▶ **RECORD SET**
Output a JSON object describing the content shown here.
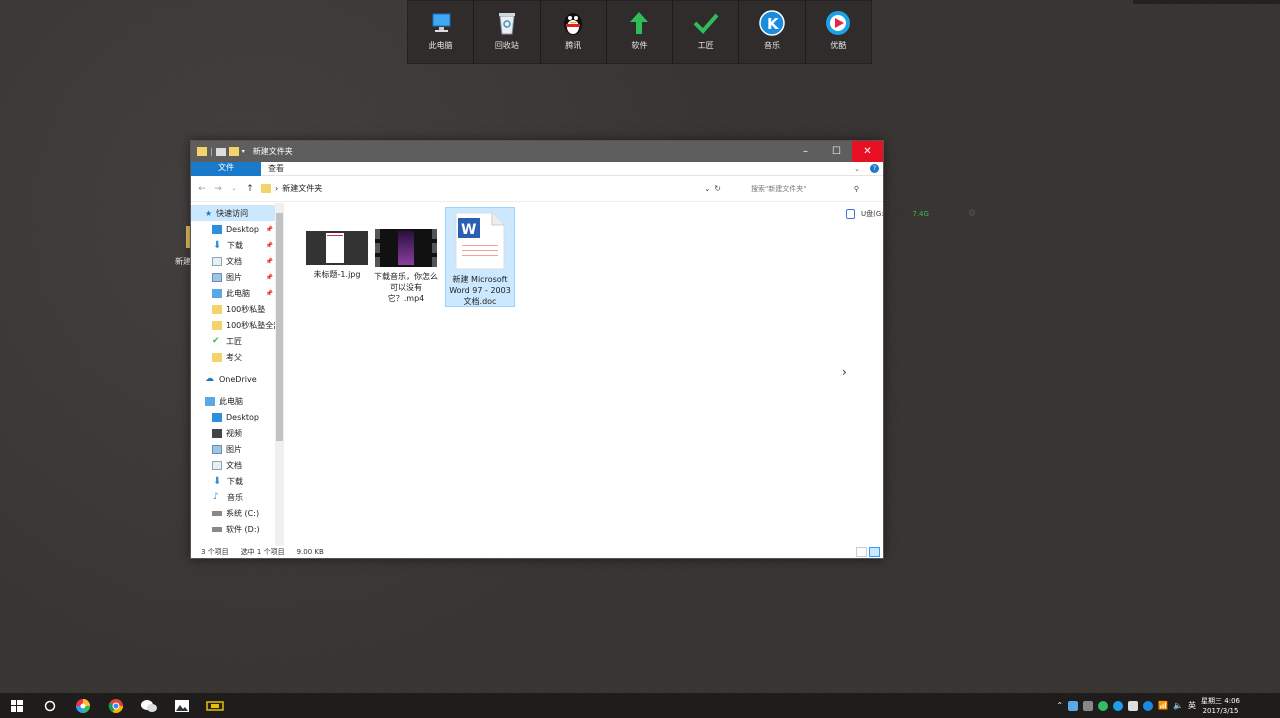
{
  "dock": {
    "items": [
      {
        "label": "此电脑",
        "icon": "computer-icon"
      },
      {
        "label": "回收站",
        "icon": "recycle-bin-icon"
      },
      {
        "label": "腾讯",
        "icon": "qq-penguin-icon"
      },
      {
        "label": "软件",
        "icon": "green-arrow-icon"
      },
      {
        "label": "工匠",
        "icon": "green-check-icon"
      },
      {
        "label": "音乐",
        "icon": "kugou-icon"
      },
      {
        "label": "优酷",
        "icon": "youku-icon"
      }
    ]
  },
  "desktop": {
    "partial_label": "新建"
  },
  "window": {
    "title": "新建文件夹",
    "ribbon_tabs": [
      "文件",
      "主页",
      "共享",
      "查看"
    ],
    "path": "新建文件夹",
    "search_placeholder": "搜索\"新建文件夹\"",
    "nav": {
      "quick_access": "快速访问",
      "quick_items": [
        "Desktop",
        "下载",
        "文档",
        "图片",
        "此电脑",
        "100秒私塾",
        "100秒私塾全部",
        "工匠",
        "考父"
      ],
      "onedrive": "OneDrive",
      "this_pc": "此电脑",
      "pc_items": [
        "Desktop",
        "视频",
        "图片",
        "文档",
        "下载",
        "音乐",
        "系统 (C:)",
        "软件 (D:)"
      ]
    },
    "files": [
      {
        "name": "未标题-1.jpg",
        "type": "image"
      },
      {
        "name": "下载音乐，你怎么可以没有它？.mp4",
        "type": "video"
      },
      {
        "name": "新建 Microsoft Word 97 - 2003 文档.doc",
        "type": "word",
        "selected": true
      }
    ],
    "drive": {
      "label": "U盘(G:)",
      "free_label": "可用",
      "free": "7.4G"
    },
    "status": {
      "count": "3 个项目",
      "selection": "选中 1 个项目",
      "size": "9.00 KB"
    }
  },
  "taskbar": {
    "apps": [
      "start-icon",
      "cortana-icon",
      "app-colorful-icon",
      "chrome-icon",
      "wechat-icon",
      "photos-icon",
      "app-yellow-icon"
    ],
    "ime": "英",
    "time": "星期三 4:06",
    "date": "2017/3/15"
  },
  "colors": {
    "accent": "#1979ca",
    "close": "#e81123",
    "selection": "#cce8ff",
    "folder": "#f5d36b"
  }
}
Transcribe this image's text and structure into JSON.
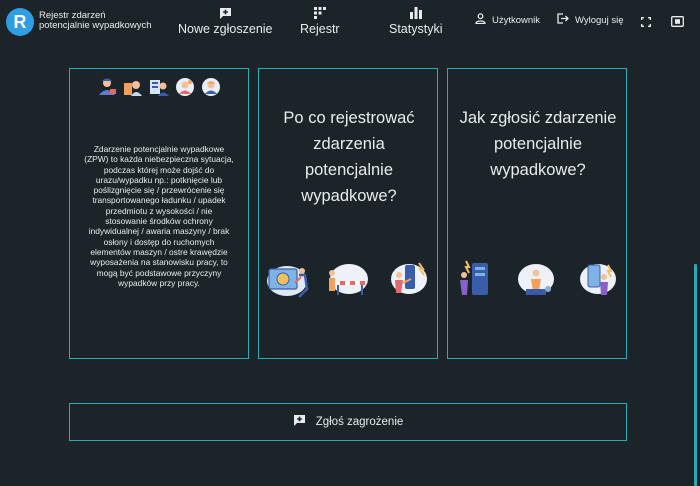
{
  "header": {
    "logo_letter": "R",
    "app_title_line1": "Rejestr zdarzeń",
    "app_title_line2": "potencjalnie wypadkowych",
    "nav": [
      {
        "label": "Nowe zgłoszenie",
        "icon": "add-comment-icon"
      },
      {
        "label": "Rejestr",
        "icon": "dots-grid-icon"
      },
      {
        "label": "Statystyki",
        "icon": "bar-chart-icon"
      }
    ],
    "user_label": "Użytkownik",
    "logout_label": "Wyloguj się"
  },
  "cards": {
    "description": "Zdarzenie potencjalnie wypadkowe (ZPW) to każda niebezpieczna sytuacja, podczas której może dojść do urazu/wypadku np.: potknięcie lub poślizgnięcie się / przewrócenie się transportowanego ładunku / upadek przedmiotu z wysokości / nie stosowanie środków ochrony indywidualnej / awaria maszyny / brak osłony i dostęp do ruchomych elementów maszyn / ostre krawędzie wyposażenia na stanowisku pracy, to mogą być podstawowe przyczyny wypadków przy pracy.",
    "why_title": "Po co rejestrować zdarzenia potencjalnie wypadkowe?",
    "how_title": "Jak zgłosić zdarzenie potencjalnie wypadkowe?"
  },
  "report_button": {
    "label": "Zgłoś zagrożenie",
    "icon": "add-comment-icon"
  },
  "colors": {
    "background": "#1b2429",
    "accent": "#2aa9b7",
    "logo": "#2f9ee3"
  }
}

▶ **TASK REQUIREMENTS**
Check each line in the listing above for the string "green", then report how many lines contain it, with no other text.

▶ **OUTPUT FOR THIS EXERCISE**
2